Allow me to introduce you to my childhood friend, Holli. We have been friends since fourth grade, mostly because we shared a love of books and finishing our school work quickly so we could read more books. Now that we are all grown up, we share a twin mothering bond. I go to her for reinforcement when someone says something weird about adoption or my twin mommy guilt threatens to swallow me whole. She is always ready with a kind word or a snappy comeback (whichever I need most). She does not mince words. I give you Holli, straight-talkin’ twin mom:
A few days ago I received a request from the World’s Okayest Mom to write a guest blog that capitalized on my experience as the mother of twins. Perhaps she wanted my (often sarcastic) responses to the typical questions I get when out with my children. So, before you ask…“Yes, they are identical. No, neither one is ‘dominant’. No, they are not complete opposites, nor are they exactly alike. No, one of them is not evil. And, yes, they do have different fathers”…sorry, that last one is the answer I typically give out at Walmart, just to see the reactions I get.

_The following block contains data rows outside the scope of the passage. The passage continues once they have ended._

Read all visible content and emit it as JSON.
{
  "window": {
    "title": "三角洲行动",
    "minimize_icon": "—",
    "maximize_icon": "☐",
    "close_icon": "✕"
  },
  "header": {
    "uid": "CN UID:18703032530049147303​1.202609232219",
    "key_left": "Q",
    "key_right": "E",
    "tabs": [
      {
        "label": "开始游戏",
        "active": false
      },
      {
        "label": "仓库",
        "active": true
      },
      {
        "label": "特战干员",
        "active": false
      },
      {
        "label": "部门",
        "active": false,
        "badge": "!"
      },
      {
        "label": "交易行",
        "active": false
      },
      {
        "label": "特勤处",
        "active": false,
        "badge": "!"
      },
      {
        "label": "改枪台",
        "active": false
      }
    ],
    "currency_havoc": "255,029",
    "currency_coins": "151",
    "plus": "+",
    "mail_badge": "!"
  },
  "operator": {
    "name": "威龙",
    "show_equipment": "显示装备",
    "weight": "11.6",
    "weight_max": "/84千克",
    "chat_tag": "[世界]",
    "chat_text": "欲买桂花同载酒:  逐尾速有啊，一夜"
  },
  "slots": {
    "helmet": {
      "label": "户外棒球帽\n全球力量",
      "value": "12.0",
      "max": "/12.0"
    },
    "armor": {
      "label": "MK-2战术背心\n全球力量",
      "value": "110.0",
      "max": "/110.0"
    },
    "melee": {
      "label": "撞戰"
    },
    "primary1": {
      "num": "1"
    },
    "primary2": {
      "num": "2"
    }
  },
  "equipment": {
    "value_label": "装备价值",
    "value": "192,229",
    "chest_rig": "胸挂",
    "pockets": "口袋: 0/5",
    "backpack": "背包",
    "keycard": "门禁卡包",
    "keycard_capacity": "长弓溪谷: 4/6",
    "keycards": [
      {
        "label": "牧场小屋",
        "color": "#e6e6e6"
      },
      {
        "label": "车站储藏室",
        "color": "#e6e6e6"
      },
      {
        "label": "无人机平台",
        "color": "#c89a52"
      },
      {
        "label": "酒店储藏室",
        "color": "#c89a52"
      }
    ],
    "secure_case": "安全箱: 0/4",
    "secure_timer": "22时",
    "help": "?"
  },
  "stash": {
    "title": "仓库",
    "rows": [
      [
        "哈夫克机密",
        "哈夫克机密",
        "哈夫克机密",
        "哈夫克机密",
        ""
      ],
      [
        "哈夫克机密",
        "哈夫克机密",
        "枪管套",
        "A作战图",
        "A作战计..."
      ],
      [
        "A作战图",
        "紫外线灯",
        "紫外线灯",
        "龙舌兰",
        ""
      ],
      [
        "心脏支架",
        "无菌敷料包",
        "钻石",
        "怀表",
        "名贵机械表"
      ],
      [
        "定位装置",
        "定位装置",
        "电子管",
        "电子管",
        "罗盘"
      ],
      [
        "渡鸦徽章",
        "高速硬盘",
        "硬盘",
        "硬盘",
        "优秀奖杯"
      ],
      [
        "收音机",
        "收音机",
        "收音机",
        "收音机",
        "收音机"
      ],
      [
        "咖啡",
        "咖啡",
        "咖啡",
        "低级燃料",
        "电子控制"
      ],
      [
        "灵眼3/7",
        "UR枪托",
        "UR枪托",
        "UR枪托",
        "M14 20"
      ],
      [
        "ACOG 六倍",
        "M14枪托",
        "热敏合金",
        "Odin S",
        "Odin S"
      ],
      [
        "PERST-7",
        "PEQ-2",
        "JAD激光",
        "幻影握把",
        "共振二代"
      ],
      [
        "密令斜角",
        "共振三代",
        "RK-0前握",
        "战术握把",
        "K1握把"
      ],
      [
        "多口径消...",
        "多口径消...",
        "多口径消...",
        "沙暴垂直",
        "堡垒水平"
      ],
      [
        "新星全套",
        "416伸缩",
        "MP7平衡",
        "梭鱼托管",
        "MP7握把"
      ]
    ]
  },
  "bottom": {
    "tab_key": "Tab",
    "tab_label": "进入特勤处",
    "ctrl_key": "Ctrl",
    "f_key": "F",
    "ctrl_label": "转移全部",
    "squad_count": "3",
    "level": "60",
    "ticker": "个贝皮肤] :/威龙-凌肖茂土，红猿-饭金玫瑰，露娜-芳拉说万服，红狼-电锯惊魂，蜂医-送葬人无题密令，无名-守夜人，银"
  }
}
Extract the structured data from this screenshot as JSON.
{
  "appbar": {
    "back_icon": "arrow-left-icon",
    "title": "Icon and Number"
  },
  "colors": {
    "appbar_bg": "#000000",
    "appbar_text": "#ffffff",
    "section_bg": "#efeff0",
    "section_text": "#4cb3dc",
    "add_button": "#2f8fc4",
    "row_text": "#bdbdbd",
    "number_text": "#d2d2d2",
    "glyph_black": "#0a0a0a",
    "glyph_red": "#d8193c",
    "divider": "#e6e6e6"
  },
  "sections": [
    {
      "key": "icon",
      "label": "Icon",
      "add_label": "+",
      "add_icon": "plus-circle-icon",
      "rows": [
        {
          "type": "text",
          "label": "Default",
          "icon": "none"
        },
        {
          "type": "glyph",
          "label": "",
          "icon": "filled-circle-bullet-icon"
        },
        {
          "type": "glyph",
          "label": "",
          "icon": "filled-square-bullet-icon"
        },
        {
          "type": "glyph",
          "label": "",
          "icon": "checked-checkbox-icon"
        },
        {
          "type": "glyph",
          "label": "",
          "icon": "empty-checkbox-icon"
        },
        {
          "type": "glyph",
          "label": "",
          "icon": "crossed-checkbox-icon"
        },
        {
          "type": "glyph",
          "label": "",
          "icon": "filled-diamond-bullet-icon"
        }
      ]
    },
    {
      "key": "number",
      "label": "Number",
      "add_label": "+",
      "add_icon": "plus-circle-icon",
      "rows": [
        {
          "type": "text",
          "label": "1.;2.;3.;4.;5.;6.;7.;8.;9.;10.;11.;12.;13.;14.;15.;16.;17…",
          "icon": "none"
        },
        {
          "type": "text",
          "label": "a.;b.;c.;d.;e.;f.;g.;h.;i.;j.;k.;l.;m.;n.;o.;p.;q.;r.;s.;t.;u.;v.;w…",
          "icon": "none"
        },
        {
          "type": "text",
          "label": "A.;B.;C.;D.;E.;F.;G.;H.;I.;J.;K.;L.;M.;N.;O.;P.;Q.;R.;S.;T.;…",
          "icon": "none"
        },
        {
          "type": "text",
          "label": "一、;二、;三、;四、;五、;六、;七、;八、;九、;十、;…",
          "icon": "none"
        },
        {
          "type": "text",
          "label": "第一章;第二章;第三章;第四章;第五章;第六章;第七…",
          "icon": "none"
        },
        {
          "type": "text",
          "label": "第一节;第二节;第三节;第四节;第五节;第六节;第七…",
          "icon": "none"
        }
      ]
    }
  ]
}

Mrs. Okayest may have also wanted me to demonstrate that you can survive twins, but since mine are only eight years old, the jury is still out. What I do have for you, loyal audience, is a story that recognizes the individuality of twins. A story that overlooks how similar my boys are in many ways and exemplifies a challenge that any parent can sympathize with. This is the story of why I had the talk with one of my boys, but not the other.
Yep, you heard me. The TALK. I had the TALK with my eight-year-old son. Are you done gasping in horror? If so, hear me out. Maybe it was because the boys are in different classes, possibly exposing Rylan to information that Ramzie was not privy to. Maybe it was due to the fact that Rylan loves to read – those Captain Underpants books might be a bad influence. Whatever the reason, this past summer Rylan began bringing up the topic of sex. At first, I ignored the comments as he appeared to be gauging me for a reaction. But, when he wrote a story with “sex” in the title, I decided to ask him about it (with the full consent of my husband).
For those of you who do not know me, I taught anatomy and physiology for five years at a private school. The body, and its functions, do not embarrass me in the least (a handy fact when in the company of children). I’m pretty comfortable talking about sex and reproduction, as any of my adult students could attest to. In keeping with my nature, one evening after finding out about the story Rylan wrote, I asked him flat out if he had questions about sex. Before he answered, I told him to think about it – did he really want to know? To my surprise, he did.
I won’t go into all the details of our conversation, but I explained to Rylan in simple terms what sex involved and that it was how babies were created. Here are a few of the highlights:
- Rylan got the giggles. Really got the giggles.
- I couldn’t explain where the phrase “the talk” came from. I still don’t have a clue.
- He said “Ewww”. A lot.
- Part of our conversation went like this:
Me: “Sex is really about intimacy and there are different levels of intimacy.”
Rylan: “Different levels. Like in a video game?”
My husband: “Exactly. One where you’re always going for the high score.” (As you can see, my husband was extremely helpful during this conversation.)
After the TALK portion of our conversation was over, I had to make it clear to Rylan that this was not information he could share. Not with his brother, his classmates, etc. I explained that everyone was ready for this information at different times, and that it was not up to him to determine when that time was. Since he claimed that I had now scarred him for life, I was pretty sure he would keep this information to himself.
My point in sharing this story is that Rylan, despite his comments, was ready for this information, as indicated by his previous comments and story. His twin, however, was not. Ramzie has made no such indications until recently, but is still not quite ready. As their mom, I have to recognize their rights as individuals and not paint them both with the same brush. Part of that individuality involves their maturity and knowledge levels. While Rylan is in no way ‘more mature’ than Ramzie, his knowledge level, for whatever reason, brought him to a place that Ramzie has not yet reached.
Right now you may be thinking that you would never tell your eight-year-old the facts of life – and that’s fine. As a parent, all you can do is take in all available information and then proceed with what you think is best. Not what your mom says, not what Dr. Phil encourages and not what you read in the social media. My gut told me that Rylan would benefit from having the facts and the correct information. Your gut may tell you something completely the opposite. That’s the great thing about being the parent – you get to decide. Just remember to make that decision before his friends or the kids on the bus do it for you.
I’ll leave you with this. If you have twins, or even just have multiple children, respond to their cues and not the “shoulds” of the polite world. Remember that each child is different and try not to become entrenched in a timeline set by an older siblings (flashback to my childhood pleas that were often met with “Your sister didn’t get to wear make-up/shave her legs/stay up later until she was ## years old, so you can’t do it either”). Recognize the cues that they give you and, hopefully, you don’t scar them for life. Oh, and by the way? Your best friend’s cousin’s sister that has a twin boy and girl does not have identical twins. If you don’t know why they aren’t identical, call me. I’ll give you the TALK.